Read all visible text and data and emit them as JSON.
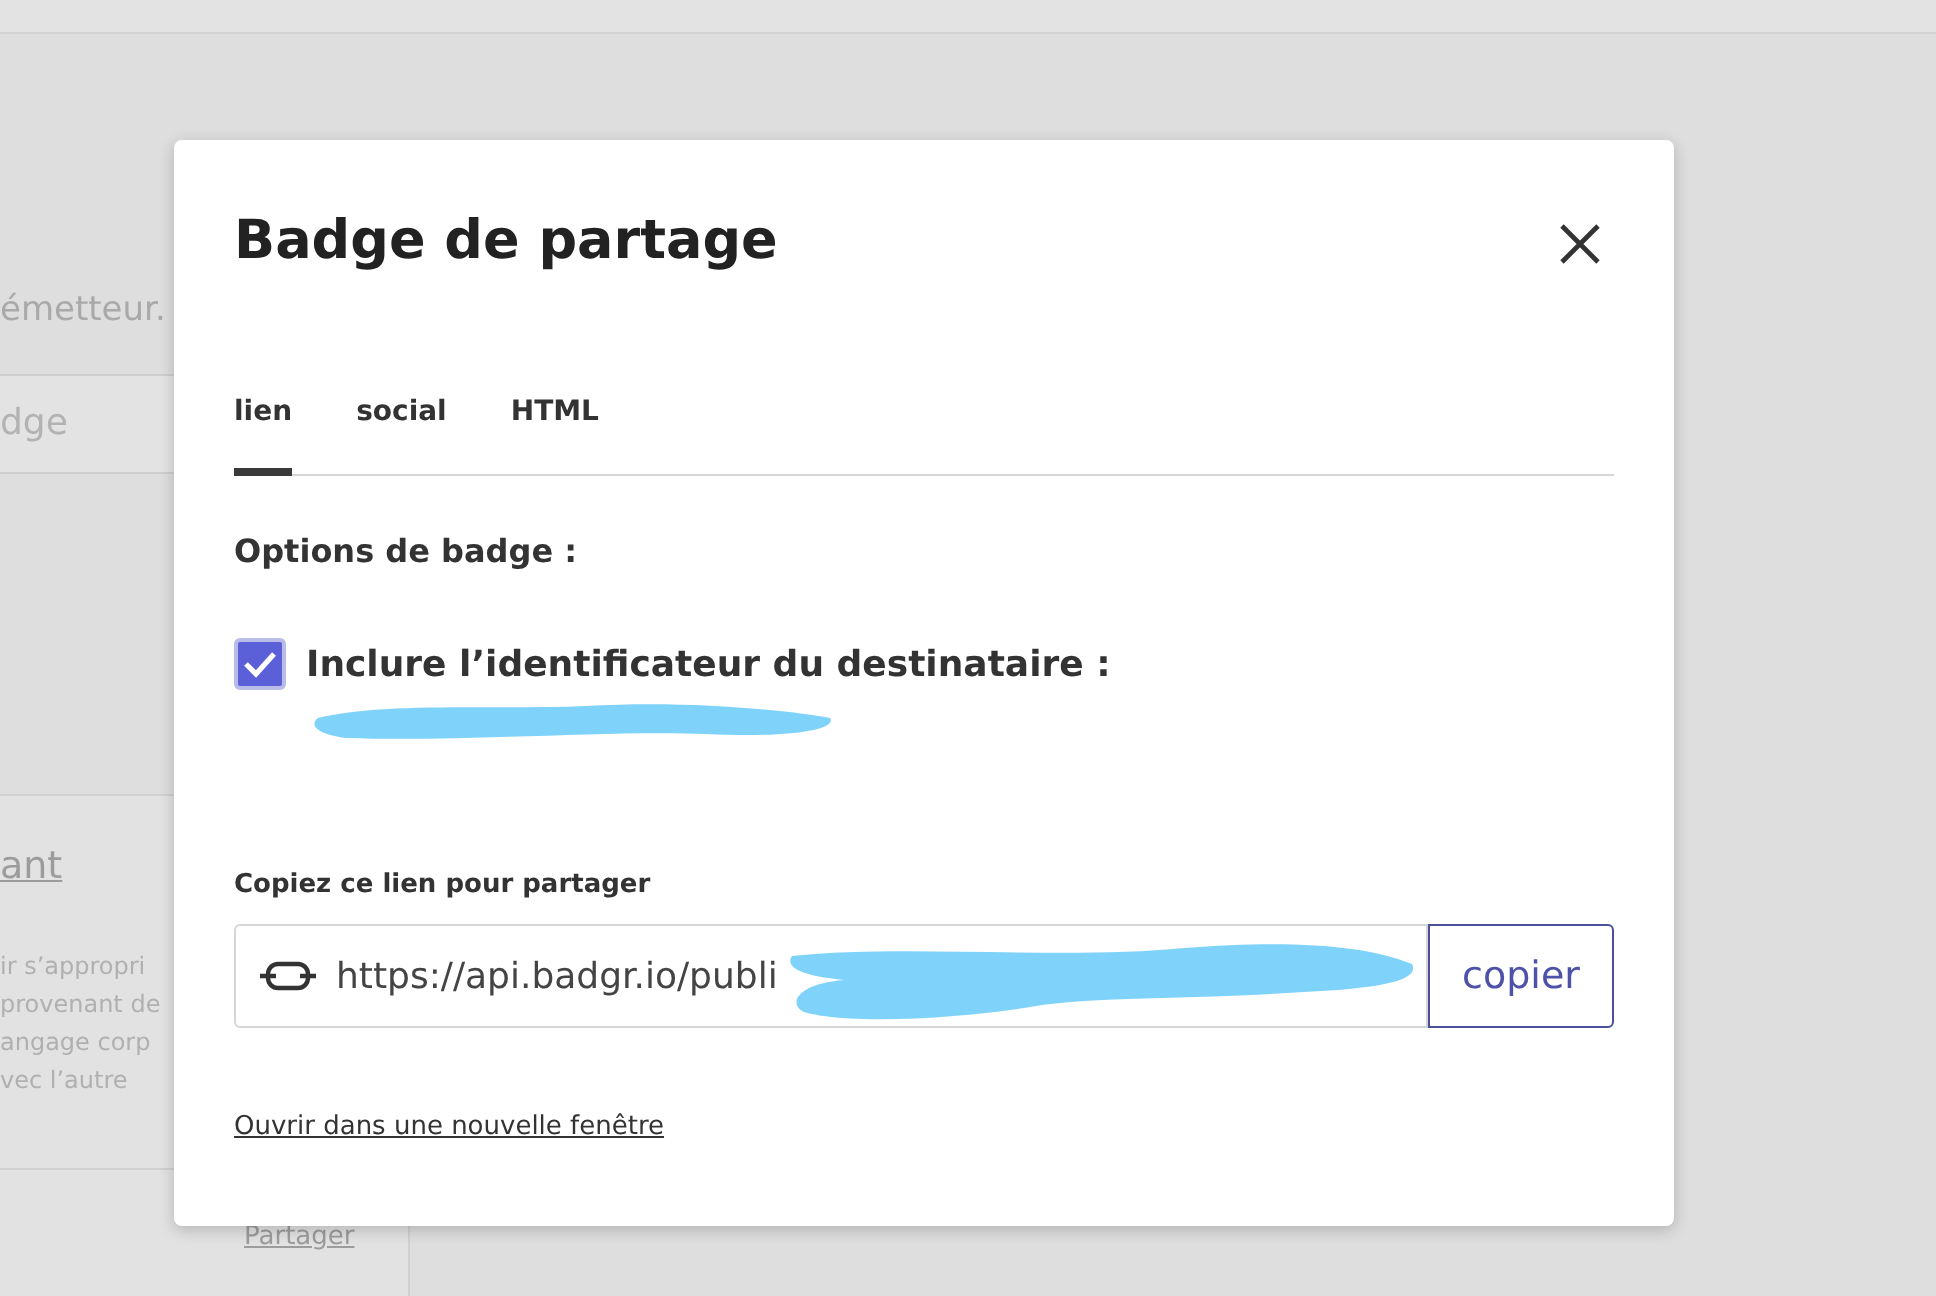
{
  "background": {
    "texts": [
      "émetteur.",
      "dge"
    ],
    "card": {
      "link": "ant",
      "lines": [
        "ir s’appropri",
        "provenant de",
        "angage corp",
        "vec l’autre"
      ],
      "share": "Partager"
    }
  },
  "dialog": {
    "title": "Badge de partage",
    "tabs": [
      {
        "label": "lien",
        "selected": true
      },
      {
        "label": "social",
        "selected": false
      },
      {
        "label": "HTML",
        "selected": false
      }
    ],
    "options_heading": "Options de badge :",
    "include_recipient": {
      "label": "Inclure l’identificateur du destinataire :",
      "checked": true
    },
    "copy_label": "Copiez ce lien pour partager",
    "link_field": {
      "value": "https://api.badgr.io/publi"
    },
    "copy_button": "copier",
    "open_link": "Ouvrir dans une nouvelle fenêtre"
  }
}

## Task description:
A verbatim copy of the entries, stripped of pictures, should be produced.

## The completed task:
Read all visible text and data and emit them as JSON.
{
  "background": {
    "texts": [
      "émetteur.",
      "dge"
    ],
    "card": {
      "link": "ant",
      "lines": [
        "ir s’appropri",
        "provenant de",
        "angage corp",
        "vec l’autre"
      ],
      "share": "Partager"
    }
  },
  "dialog": {
    "title": "Badge de partage",
    "tabs": [
      {
        "label": "lien",
        "selected": true
      },
      {
        "label": "social",
        "selected": false
      },
      {
        "label": "HTML",
        "selected": false
      }
    ],
    "options_heading": "Options de badge :",
    "include_recipient": {
      "label": "Inclure l’identificateur du destinataire :",
      "checked": true
    },
    "copy_label": "Copiez ce lien pour partager",
    "link_field": {
      "value": "https://api.badgr.io/publi"
    },
    "copy_button": "copier",
    "open_link": "Ouvrir dans une nouvelle fenêtre"
  }
}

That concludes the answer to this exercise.